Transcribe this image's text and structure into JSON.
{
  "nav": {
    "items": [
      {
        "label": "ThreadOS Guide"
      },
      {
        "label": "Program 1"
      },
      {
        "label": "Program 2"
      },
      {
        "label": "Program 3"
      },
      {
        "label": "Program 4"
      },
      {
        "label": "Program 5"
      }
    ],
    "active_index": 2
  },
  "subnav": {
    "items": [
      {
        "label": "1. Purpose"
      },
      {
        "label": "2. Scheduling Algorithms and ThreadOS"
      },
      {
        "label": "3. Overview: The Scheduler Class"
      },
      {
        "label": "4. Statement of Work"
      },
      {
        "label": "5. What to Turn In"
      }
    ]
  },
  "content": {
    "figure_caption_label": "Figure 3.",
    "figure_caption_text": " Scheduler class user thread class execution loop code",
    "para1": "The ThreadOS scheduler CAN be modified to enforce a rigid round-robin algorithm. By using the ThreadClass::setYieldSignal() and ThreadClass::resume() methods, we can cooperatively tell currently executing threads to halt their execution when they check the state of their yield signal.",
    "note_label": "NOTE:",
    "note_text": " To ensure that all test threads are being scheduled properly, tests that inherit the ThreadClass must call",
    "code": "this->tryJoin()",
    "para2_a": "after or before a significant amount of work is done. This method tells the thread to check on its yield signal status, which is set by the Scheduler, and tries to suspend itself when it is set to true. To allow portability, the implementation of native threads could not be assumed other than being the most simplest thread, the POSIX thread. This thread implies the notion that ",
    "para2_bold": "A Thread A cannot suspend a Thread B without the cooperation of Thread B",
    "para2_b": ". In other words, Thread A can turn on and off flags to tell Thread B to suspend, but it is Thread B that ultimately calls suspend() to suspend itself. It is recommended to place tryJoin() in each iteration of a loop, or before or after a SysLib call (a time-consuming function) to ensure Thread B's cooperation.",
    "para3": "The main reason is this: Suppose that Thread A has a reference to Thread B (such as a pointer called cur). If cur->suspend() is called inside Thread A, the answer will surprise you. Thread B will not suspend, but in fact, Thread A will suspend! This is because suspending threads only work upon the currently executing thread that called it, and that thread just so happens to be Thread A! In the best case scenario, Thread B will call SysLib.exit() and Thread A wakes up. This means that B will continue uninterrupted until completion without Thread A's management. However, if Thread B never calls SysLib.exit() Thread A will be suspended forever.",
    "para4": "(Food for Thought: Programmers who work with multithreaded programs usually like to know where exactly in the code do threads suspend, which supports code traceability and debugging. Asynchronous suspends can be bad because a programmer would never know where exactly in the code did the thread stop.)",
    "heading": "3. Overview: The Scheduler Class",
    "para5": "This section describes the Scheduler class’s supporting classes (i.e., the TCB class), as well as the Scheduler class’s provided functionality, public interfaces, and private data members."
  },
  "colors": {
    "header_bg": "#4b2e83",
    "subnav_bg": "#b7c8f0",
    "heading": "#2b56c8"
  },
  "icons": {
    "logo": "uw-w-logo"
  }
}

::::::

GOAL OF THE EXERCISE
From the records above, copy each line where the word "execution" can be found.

SOLUTION
    "figure_caption_text": " Scheduler class user thread class execution loop code",
    "para1": "The ThreadOS scheduler CAN be modified to enforce a rigid round-robin algorithm. By using the ThreadClass::setYieldSignal() and ThreadClass::resume() methods, we can cooperatively tell currently executing threads to halt their execution when they check the state of their yield signal.",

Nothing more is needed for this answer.